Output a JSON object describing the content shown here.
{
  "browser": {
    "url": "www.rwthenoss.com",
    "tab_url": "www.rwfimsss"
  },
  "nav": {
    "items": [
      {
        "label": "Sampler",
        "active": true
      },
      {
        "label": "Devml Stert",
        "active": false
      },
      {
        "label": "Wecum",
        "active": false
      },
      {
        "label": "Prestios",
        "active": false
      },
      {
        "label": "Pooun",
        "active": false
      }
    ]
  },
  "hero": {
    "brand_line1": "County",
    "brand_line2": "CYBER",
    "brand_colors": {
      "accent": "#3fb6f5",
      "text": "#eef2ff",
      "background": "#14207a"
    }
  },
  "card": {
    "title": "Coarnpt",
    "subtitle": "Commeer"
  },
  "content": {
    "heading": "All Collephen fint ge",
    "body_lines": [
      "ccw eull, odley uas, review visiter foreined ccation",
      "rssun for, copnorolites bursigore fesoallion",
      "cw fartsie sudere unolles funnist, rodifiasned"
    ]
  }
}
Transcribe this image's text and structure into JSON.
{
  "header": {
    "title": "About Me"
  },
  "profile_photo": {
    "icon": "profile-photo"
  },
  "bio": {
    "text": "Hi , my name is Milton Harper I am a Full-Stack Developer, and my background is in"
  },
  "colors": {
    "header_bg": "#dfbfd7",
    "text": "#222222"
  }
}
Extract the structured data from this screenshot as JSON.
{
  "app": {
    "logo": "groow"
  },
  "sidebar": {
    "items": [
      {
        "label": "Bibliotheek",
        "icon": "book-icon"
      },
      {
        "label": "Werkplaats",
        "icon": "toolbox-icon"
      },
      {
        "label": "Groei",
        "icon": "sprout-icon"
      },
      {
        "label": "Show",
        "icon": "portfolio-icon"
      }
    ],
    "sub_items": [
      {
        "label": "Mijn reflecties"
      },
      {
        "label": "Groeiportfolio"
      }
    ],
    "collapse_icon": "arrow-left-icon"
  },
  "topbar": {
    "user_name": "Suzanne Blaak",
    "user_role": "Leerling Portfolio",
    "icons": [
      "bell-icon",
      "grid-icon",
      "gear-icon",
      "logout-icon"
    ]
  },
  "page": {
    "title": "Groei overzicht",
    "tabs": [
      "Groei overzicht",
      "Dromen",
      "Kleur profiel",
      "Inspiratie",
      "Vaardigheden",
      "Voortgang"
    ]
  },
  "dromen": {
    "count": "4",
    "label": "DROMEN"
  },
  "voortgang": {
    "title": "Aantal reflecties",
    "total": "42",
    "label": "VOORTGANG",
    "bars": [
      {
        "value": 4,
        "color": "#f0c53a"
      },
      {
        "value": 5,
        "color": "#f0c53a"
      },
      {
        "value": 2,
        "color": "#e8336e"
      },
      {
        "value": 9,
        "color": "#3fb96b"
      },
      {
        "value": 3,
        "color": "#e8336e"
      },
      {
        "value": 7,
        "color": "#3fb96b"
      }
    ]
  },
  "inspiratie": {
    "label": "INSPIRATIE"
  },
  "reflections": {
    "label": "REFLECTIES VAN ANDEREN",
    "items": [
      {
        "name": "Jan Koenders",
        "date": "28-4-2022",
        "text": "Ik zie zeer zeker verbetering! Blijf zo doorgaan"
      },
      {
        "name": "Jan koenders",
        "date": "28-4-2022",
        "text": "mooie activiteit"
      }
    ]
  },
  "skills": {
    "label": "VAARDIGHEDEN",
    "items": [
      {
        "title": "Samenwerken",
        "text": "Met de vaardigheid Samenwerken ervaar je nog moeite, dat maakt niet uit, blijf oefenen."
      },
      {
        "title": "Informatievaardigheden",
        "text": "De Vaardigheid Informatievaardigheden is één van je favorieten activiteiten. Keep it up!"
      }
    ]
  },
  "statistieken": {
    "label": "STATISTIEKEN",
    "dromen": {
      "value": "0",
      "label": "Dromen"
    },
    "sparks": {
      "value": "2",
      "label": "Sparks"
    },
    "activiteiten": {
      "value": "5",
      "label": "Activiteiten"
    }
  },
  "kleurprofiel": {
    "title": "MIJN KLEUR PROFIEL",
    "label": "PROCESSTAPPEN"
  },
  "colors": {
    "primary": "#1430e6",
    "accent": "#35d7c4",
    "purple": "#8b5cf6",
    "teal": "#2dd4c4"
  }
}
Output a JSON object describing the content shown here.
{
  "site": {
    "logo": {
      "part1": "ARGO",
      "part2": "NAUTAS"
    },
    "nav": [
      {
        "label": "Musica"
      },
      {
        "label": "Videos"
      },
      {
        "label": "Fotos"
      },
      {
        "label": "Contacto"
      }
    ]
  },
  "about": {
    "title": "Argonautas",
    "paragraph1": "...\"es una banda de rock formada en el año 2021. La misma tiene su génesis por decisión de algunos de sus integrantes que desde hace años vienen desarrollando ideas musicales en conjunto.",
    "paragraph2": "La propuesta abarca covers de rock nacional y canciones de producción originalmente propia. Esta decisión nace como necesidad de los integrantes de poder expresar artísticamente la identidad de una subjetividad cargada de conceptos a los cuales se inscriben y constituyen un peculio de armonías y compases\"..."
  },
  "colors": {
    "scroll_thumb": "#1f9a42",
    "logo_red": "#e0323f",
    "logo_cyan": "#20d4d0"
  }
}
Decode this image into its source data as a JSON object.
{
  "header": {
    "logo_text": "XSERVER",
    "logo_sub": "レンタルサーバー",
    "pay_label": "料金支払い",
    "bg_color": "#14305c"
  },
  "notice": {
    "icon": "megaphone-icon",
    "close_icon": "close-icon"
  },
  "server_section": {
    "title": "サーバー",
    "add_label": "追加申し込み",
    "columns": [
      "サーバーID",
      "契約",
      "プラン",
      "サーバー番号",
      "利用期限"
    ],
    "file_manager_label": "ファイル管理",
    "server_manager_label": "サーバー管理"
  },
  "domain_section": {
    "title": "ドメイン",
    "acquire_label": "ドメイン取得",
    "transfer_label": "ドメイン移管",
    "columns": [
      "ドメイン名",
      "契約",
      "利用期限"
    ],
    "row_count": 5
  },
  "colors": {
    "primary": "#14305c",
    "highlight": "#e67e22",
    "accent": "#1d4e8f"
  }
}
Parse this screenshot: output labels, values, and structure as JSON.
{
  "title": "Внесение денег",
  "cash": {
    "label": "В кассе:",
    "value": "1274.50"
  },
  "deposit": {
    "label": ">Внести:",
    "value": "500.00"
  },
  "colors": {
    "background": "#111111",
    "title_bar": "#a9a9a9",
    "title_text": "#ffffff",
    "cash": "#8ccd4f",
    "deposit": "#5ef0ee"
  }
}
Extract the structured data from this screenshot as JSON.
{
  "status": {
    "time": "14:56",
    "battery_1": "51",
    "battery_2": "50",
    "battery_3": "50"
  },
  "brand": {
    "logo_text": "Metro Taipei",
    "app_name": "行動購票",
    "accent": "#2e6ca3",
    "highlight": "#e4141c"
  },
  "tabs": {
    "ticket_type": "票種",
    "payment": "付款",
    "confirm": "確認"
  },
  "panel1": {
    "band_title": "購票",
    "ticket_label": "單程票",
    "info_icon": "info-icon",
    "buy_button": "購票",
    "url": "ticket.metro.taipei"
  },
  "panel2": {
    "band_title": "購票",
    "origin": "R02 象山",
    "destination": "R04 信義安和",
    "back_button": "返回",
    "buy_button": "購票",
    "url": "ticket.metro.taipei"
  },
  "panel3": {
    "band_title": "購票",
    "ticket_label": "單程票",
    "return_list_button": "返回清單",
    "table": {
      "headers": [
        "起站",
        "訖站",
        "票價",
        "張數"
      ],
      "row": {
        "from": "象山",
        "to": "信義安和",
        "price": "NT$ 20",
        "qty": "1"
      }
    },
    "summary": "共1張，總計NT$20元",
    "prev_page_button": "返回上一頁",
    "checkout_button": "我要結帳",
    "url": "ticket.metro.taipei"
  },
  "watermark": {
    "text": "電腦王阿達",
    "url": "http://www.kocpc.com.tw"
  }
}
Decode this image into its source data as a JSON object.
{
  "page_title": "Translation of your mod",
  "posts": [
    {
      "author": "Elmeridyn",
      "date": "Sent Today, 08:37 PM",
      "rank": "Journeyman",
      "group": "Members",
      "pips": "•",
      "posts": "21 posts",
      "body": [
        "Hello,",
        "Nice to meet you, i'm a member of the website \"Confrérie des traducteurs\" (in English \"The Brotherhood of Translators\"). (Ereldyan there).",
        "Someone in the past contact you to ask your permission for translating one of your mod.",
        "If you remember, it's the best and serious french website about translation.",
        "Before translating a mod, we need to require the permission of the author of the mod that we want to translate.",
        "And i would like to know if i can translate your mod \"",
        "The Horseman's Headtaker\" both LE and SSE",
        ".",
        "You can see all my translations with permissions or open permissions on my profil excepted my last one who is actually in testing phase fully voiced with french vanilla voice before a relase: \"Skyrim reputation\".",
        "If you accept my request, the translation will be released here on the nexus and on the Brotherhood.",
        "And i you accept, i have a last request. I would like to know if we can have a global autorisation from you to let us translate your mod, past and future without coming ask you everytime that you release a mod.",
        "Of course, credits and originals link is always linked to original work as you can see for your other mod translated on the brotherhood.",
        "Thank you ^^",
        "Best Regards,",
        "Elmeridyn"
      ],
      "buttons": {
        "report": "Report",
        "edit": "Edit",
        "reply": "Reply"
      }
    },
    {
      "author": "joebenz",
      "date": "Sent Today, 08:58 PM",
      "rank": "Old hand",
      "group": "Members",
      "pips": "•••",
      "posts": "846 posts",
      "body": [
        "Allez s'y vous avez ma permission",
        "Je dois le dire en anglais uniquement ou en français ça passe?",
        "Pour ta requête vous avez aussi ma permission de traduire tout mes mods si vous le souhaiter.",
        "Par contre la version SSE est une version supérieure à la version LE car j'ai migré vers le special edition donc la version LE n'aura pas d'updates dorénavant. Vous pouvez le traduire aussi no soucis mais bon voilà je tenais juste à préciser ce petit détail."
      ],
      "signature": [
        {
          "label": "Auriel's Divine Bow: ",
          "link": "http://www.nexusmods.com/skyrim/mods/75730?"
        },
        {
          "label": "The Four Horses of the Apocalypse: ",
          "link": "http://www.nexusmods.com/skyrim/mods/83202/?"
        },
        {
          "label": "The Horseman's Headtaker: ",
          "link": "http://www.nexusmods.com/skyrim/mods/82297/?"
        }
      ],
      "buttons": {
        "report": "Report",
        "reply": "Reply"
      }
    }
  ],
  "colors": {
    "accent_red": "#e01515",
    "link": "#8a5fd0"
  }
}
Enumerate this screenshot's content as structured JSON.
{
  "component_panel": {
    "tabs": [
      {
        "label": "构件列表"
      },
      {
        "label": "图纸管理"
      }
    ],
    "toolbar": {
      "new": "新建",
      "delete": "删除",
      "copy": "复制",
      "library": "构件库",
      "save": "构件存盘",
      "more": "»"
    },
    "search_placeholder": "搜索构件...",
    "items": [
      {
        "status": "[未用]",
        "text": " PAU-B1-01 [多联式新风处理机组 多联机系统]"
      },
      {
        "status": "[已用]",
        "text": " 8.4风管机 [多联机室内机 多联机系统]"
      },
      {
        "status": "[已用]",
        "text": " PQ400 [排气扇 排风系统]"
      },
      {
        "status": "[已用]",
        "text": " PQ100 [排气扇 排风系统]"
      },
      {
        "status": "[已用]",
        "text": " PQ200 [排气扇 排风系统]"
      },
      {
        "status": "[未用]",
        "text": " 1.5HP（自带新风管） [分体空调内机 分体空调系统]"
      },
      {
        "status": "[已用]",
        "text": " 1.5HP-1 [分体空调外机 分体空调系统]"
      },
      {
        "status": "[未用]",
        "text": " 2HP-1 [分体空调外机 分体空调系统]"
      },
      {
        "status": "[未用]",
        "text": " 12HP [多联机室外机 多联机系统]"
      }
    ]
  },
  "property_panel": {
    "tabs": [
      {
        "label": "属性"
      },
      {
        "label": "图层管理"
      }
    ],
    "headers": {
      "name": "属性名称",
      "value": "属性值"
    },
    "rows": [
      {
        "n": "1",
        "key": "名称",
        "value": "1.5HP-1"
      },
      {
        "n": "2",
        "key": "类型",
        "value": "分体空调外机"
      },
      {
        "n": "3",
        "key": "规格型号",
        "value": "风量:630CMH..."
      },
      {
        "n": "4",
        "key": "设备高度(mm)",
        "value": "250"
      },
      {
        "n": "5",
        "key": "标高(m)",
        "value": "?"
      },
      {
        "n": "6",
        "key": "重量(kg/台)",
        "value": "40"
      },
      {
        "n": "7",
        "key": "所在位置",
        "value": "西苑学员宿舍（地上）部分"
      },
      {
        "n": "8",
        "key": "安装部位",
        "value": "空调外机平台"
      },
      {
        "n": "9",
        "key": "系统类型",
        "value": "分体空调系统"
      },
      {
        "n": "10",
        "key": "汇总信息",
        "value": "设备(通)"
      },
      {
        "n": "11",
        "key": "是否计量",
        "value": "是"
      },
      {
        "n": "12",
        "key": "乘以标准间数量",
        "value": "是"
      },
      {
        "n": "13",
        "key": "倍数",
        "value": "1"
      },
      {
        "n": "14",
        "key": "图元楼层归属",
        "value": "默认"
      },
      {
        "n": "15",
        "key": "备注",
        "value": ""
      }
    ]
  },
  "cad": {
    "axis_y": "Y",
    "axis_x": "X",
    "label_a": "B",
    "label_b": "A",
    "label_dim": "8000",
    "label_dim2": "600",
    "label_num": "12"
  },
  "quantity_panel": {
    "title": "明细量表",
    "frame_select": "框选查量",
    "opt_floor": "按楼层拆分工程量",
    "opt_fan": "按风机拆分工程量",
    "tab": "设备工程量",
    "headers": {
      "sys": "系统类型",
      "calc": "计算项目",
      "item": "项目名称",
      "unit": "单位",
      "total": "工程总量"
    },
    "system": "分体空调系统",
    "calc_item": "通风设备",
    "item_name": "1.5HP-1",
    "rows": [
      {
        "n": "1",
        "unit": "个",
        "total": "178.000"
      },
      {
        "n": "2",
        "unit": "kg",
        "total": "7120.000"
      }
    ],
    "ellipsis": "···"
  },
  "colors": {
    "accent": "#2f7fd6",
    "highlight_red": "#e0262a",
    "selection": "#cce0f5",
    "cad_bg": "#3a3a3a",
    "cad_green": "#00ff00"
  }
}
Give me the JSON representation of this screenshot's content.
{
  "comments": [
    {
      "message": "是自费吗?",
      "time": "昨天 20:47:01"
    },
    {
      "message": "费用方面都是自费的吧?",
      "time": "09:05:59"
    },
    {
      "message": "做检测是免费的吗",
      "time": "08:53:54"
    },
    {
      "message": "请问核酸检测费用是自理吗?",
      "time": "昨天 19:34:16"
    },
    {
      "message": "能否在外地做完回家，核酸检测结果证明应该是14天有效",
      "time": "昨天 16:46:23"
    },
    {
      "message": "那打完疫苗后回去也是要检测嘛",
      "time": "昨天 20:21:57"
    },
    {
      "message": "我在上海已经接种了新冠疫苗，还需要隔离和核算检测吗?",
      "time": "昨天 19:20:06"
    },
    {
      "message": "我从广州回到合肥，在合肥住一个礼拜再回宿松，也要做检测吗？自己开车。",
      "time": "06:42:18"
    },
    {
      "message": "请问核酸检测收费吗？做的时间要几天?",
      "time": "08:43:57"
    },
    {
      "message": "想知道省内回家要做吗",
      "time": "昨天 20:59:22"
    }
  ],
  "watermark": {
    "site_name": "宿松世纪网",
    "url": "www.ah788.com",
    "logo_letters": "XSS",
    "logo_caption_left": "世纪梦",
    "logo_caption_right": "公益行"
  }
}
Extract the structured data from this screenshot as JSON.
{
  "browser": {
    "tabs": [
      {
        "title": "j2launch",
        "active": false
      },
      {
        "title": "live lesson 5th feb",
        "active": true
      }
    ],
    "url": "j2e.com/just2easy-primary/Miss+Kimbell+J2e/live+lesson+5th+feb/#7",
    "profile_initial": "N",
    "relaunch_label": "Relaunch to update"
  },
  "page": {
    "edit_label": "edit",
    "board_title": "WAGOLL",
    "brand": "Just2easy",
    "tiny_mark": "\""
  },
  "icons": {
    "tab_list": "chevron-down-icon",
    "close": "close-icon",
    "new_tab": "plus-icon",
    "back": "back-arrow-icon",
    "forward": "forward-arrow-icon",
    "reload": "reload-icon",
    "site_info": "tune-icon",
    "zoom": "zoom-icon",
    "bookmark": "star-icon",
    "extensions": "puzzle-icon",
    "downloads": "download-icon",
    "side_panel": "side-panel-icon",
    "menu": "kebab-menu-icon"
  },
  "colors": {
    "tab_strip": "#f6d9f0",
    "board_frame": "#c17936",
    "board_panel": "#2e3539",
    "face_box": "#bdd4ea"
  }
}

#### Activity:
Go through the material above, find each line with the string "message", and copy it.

#### Response area:
      "message": "是自费吗?",
      "message": "费用方面都是自费的吧?",
      "message": "做检测是免费的吗",
      "message": "请问核酸检测费用是自理吗?",
      "message": "能否在外地做完回家，核酸检测结果证明应该是14天有效",
      "message": "那打完疫苗后回去也是要检测嘛",
      "message": "我在上海已经接种了新冠疫苗，还需要隔离和核算检测吗?",
      "message": "我从广州回到合肥，在合肥住一个礼拜再回宿松，也要做检测吗？自己开车。",
      "message": "请问核酸检测收费吗？做的时间要几天?",
      "message": "想知道省内回家要做吗",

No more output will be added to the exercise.